How to prepare for retirement when you’re self-employed
If you’re a permanent employee, all of the benefits your employer provides may go largely unnoticed. However, if you’ve recently made the transition from being an employee to being your own boss, the safety net you once took for granted is now conspicuously absent. Your employer-sponsored healthcare is out the window, your Social Security and Medicare contributions are no longer managed for you and your 401(k) is now a thing of the past.
In our last post, we provided financial planning strategies for paying self-employment taxes. This week, we’ll discuss how a self-employed person can plan for their retirement.
In lieu of an employer-sponsored retirement plan, there are several options for retirement contribution available to a self-employed person:
- Simplified Employee Pension (SEP): This is a good option for freelancers who may have unpredictable income. You decide how much to contribute based on the funds you have available—up to 25 percent of your net income (and not exceeding $54,000 for 2017 and $55,000 for 2018).
- Individual 401(k) plan: This works much like a traditional 401(k) and is only available to sole proprietors with no employees. Contribution limits are the same as for an SEP (above).
- Savings Incentive Match Plan IRAs: For self-employed people with a maximum of 100 employees. You can contribute up to $12,500 in 2017 and 2018 ($15,500 in 2017 and 2018 if you’re at least 50 years old).

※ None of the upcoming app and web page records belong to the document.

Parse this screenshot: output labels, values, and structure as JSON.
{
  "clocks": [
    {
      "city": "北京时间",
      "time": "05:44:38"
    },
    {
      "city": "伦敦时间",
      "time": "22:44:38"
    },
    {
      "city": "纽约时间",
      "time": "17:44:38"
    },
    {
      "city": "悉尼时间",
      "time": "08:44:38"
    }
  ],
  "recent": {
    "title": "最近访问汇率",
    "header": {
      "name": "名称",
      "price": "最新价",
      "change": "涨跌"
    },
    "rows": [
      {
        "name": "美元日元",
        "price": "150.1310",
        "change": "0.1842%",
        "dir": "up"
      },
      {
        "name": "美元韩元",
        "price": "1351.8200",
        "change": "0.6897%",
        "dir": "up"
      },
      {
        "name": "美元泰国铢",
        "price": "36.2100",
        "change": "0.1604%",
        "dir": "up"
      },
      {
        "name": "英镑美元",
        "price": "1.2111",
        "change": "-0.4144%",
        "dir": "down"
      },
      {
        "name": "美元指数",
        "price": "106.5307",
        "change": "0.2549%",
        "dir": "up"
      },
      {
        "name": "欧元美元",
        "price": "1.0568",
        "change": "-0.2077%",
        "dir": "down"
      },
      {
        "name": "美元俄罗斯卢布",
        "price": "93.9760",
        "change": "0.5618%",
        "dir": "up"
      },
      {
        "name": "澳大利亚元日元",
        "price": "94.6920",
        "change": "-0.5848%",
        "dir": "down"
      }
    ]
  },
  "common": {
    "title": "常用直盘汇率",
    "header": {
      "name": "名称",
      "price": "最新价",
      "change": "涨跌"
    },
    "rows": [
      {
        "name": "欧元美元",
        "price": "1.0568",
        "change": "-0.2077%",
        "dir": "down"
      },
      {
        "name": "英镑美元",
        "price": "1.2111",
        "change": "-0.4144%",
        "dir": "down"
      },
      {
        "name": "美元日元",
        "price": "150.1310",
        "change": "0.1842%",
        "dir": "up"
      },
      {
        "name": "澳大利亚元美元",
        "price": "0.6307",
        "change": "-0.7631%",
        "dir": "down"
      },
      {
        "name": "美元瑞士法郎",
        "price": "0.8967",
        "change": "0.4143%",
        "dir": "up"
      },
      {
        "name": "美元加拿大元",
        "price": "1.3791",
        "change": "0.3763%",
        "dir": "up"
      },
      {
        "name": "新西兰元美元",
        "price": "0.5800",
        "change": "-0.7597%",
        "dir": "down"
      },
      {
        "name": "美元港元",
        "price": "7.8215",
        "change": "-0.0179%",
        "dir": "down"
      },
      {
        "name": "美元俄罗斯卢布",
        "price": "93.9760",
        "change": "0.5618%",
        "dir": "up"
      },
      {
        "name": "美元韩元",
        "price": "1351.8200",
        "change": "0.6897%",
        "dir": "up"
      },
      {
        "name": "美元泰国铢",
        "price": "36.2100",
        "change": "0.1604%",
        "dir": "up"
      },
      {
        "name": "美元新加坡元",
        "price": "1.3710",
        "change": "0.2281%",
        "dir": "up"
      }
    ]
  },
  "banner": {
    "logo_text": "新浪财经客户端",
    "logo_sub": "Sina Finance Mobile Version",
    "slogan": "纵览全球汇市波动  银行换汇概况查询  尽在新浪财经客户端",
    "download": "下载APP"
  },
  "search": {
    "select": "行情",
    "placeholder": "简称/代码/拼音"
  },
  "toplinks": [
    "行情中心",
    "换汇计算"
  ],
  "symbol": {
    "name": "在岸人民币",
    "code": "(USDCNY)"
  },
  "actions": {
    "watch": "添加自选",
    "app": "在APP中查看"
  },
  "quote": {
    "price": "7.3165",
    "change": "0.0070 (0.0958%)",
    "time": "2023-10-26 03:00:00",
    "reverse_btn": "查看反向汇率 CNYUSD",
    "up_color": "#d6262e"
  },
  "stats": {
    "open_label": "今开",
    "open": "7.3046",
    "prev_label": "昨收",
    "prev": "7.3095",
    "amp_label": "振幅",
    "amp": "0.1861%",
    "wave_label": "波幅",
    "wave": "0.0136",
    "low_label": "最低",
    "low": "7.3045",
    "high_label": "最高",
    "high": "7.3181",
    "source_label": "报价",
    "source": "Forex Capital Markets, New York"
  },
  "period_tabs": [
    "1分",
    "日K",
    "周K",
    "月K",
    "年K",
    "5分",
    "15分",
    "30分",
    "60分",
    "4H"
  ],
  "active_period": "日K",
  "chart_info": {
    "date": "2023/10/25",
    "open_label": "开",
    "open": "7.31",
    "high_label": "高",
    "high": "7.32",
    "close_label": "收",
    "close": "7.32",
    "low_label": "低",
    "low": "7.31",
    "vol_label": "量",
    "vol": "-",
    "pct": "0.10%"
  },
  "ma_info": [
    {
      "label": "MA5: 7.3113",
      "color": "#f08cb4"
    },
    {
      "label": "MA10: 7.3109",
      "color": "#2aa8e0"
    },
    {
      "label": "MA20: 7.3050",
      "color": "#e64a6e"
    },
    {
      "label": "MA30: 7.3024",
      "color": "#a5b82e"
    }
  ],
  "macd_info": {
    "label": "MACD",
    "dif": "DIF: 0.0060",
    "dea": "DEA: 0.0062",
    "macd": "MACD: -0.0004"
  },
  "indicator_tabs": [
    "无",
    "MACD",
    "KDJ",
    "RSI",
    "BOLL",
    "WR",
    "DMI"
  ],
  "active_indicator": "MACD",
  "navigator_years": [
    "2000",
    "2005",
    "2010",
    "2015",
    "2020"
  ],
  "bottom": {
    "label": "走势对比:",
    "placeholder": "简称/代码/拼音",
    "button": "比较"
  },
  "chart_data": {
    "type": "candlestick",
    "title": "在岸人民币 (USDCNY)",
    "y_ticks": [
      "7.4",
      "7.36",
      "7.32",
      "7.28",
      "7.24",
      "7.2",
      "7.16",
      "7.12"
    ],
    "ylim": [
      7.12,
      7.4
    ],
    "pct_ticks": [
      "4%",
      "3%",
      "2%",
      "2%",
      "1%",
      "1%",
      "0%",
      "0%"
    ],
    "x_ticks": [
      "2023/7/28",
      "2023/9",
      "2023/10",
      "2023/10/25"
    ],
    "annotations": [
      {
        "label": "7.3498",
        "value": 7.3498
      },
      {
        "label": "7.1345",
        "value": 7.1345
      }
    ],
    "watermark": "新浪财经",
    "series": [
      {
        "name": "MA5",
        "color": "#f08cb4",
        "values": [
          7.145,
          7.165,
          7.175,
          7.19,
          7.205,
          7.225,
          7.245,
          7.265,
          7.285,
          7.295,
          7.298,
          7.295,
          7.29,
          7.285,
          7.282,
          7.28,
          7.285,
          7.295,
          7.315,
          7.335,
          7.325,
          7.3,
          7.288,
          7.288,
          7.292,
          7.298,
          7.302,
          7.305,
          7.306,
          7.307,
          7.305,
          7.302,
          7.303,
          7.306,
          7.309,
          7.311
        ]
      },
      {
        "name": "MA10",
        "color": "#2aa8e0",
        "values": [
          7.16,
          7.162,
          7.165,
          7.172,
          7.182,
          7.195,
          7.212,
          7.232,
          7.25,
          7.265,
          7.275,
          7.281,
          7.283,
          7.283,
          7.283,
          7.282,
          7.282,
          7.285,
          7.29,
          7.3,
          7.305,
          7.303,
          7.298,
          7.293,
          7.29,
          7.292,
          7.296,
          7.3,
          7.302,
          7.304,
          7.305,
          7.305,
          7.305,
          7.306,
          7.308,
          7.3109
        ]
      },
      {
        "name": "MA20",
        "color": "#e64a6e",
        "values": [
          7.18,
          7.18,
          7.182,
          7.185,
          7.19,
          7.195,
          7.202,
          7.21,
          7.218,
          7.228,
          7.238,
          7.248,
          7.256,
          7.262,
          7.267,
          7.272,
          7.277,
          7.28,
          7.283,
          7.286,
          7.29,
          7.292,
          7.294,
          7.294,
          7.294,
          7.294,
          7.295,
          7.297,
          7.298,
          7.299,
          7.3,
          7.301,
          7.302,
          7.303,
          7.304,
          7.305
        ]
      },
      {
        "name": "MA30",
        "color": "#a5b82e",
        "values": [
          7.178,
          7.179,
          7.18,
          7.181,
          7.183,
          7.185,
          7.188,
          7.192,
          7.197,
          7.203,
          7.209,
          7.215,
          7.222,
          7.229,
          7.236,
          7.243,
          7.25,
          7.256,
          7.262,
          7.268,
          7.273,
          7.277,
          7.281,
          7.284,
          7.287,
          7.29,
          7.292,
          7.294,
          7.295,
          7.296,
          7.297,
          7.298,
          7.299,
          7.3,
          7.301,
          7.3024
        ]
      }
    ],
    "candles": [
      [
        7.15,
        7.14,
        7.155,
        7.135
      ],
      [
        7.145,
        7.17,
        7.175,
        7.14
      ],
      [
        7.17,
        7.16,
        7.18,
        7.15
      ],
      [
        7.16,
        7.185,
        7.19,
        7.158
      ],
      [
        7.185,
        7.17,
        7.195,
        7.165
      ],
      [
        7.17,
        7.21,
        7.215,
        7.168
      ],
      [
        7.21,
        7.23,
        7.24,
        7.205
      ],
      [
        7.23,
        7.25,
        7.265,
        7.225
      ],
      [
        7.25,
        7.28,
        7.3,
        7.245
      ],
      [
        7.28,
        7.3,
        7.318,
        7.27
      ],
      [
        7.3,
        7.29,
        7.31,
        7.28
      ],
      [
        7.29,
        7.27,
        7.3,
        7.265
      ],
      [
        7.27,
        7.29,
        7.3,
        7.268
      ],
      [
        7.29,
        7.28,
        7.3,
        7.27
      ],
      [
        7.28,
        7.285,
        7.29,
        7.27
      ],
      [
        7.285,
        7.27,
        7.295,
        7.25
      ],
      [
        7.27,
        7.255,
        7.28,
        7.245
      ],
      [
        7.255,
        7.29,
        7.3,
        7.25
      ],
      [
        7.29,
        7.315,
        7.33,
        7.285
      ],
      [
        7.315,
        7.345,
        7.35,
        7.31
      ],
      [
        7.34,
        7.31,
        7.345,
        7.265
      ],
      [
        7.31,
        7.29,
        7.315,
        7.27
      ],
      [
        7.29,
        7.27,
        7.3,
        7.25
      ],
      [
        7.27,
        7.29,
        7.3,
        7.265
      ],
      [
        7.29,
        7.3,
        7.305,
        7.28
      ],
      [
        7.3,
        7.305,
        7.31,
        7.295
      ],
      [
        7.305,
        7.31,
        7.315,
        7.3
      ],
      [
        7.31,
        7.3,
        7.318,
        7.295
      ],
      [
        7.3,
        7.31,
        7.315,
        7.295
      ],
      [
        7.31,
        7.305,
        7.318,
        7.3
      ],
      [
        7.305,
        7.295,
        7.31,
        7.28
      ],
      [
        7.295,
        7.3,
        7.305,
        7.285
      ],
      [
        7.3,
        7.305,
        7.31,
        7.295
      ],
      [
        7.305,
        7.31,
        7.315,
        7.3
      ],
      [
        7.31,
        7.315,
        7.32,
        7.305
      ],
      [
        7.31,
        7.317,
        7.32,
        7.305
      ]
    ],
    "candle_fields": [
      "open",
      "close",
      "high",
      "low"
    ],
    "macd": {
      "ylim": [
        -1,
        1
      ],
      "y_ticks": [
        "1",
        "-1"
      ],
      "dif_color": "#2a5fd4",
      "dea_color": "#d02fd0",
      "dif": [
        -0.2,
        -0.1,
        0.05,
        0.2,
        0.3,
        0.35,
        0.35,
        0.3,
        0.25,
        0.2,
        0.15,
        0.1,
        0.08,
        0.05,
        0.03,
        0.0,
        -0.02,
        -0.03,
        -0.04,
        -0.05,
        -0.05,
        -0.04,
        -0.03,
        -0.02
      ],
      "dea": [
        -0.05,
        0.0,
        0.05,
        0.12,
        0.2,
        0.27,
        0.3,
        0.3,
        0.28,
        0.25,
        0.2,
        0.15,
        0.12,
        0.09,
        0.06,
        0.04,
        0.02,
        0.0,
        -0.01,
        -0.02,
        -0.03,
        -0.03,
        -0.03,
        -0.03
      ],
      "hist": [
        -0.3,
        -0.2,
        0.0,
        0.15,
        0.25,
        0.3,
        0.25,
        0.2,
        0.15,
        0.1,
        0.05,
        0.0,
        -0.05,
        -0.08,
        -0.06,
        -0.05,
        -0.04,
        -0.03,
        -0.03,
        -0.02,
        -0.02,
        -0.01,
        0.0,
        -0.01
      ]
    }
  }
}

Being self employed can be an extremely rewarding experience. However, ensuring that you have adequate funding to pay your taxes each year and still have money left over to support you through retirement requires much more thorough and deliberate financial planning than it does for employees. A skilled tax attorney can help you develop a robust payment plan to ensure you stay afloat.